Philosopher Nathaniel Brandon wrote that “…self respect is one asset no one can afford to lose.” And the writer, Kingsley Amis added, “Surrendered even for the best of reasons, it’s gone for certain and forever.”
An exemplary portrayal of self-respect abandoned is found in Herman Wouk’s Pulitzer Prize winning novel, The Caine Mutiny. (Later, a superb movie starring Fred MacMurray as Keefer and Humphrey Bogart as Captain Queeg).
Lt. Keefer, third- in- command on the Caine, portrays a type that is alive and well. We find them in every sphere and sector of modern life—the individual who refuses to stand up and be counted when it counts.

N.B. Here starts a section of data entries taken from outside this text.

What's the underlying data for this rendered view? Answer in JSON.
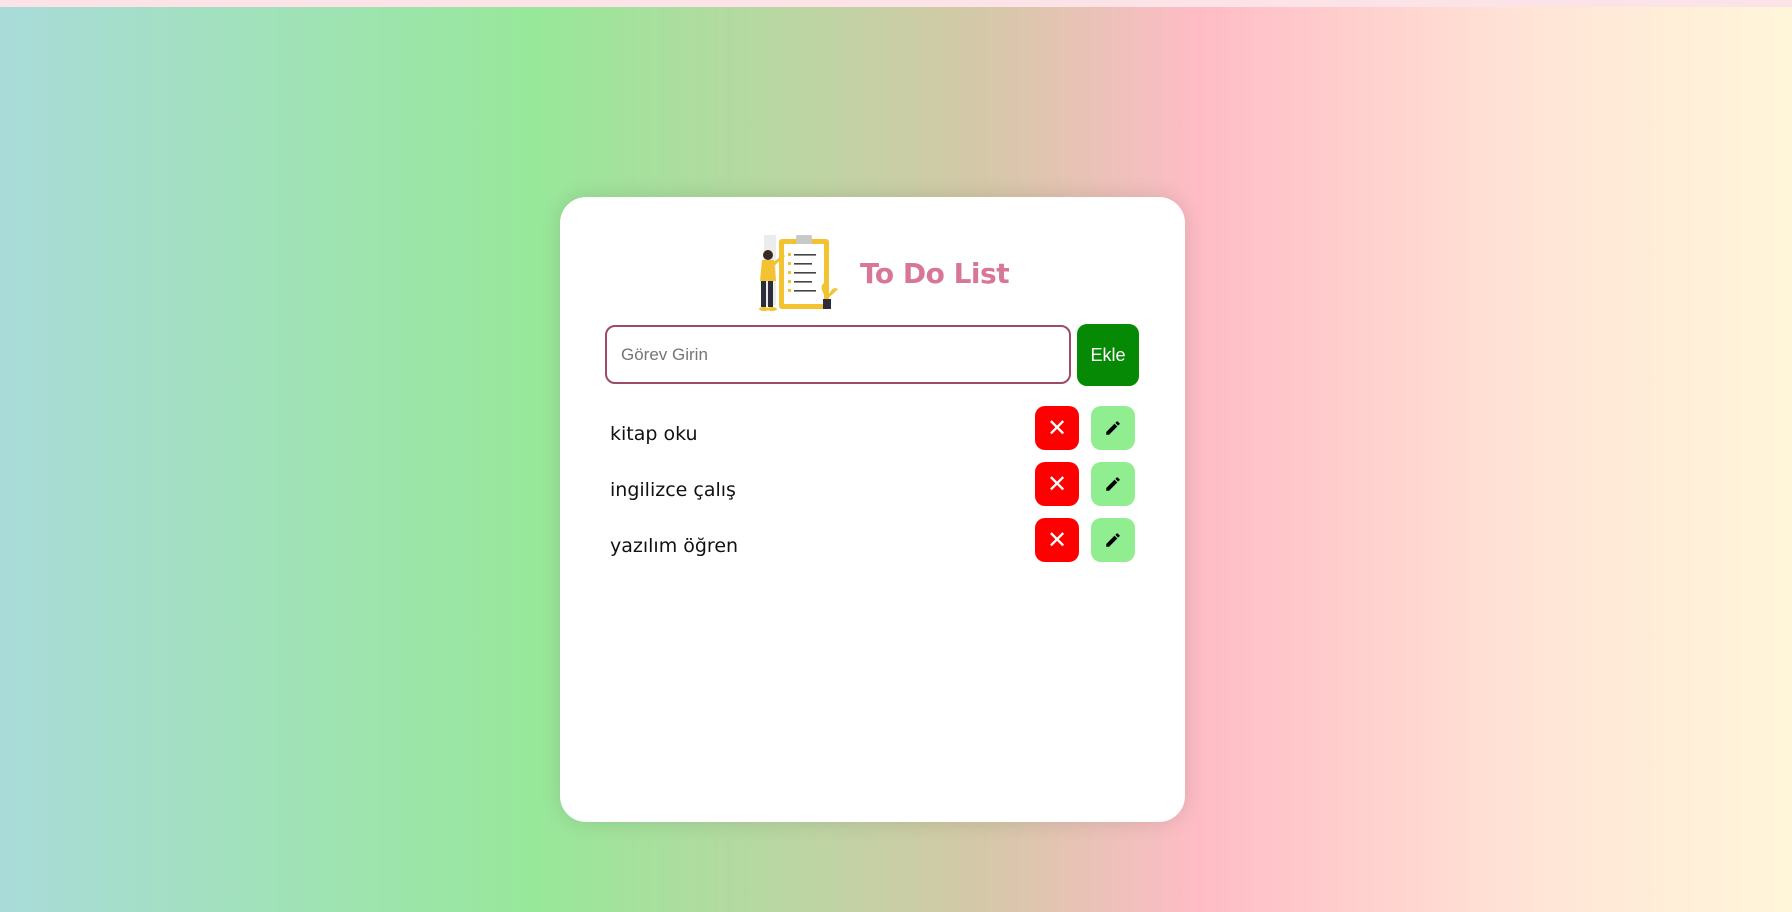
{
  "app": {
    "title": "To Do List"
  },
  "form": {
    "placeholder": "Görev Girin",
    "value": "",
    "add_label": "Ekle"
  },
  "tasks": [
    {
      "text": "kitap oku"
    },
    {
      "text": "ingilizce çalış"
    },
    {
      "text": "yazılım öğren"
    }
  ],
  "icons": {
    "delete": "close-icon",
    "edit": "pencil-icon",
    "illustration": "checklist-illustration"
  },
  "colors": {
    "title": "#d77697",
    "add_button": "#068a06",
    "delete_button": "#ff0000",
    "edit_button": "#90ee90",
    "input_border": "#a04a6a"
  }
}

In this World War II sea story, Captain Queeg takes command of an old destroyer-minesweeper operating in the Pacific Theater. After a series of bungled incidents aboard ship, Keefer concludes Queeg is either crazy or incompetent. He becomes outspoken among other officers and persuasive in sparking the revolt. Finally, in the crisis of a wild typhoon off the Philippines in December 1944, with the ship in mortal danger, and Queeg unable to function, executive officer Maryk relieves Queeg of command.
With Maryk at the helm, the Caine stabilizes and survives a typhoon. However, he is charged with mutiny and court martialed.
During court martial proceedings, Keefer is called as a witness for the prosecution. There he refuses to testify consistently with his numerous declarations of Queeg’s incompetency. In addition, he declines to support Maryk’s action that saved the ship. In essence, Keefer failed to affirm the very ideas he espoused so vigorously in private.
Maryk is acquitted. At the victory celebration, defense counsel charges Keefer with wanting to get Queeg all along “…while keeping your own skirts white and starchy.” Keefer can muster no response.
A colleague who sometimes disagreed with him said of Earl Warren, Governor of California and Chief Justice of the U.S Supreme Court, that “Warren stood up and was counted on every great issue of his age.”
The greatest single motivation for performance with integrity in the intent to maintain one’s self-respect. And, self-respect demands that we know what we stand for, that we are willing to stand for it, so others will know, too.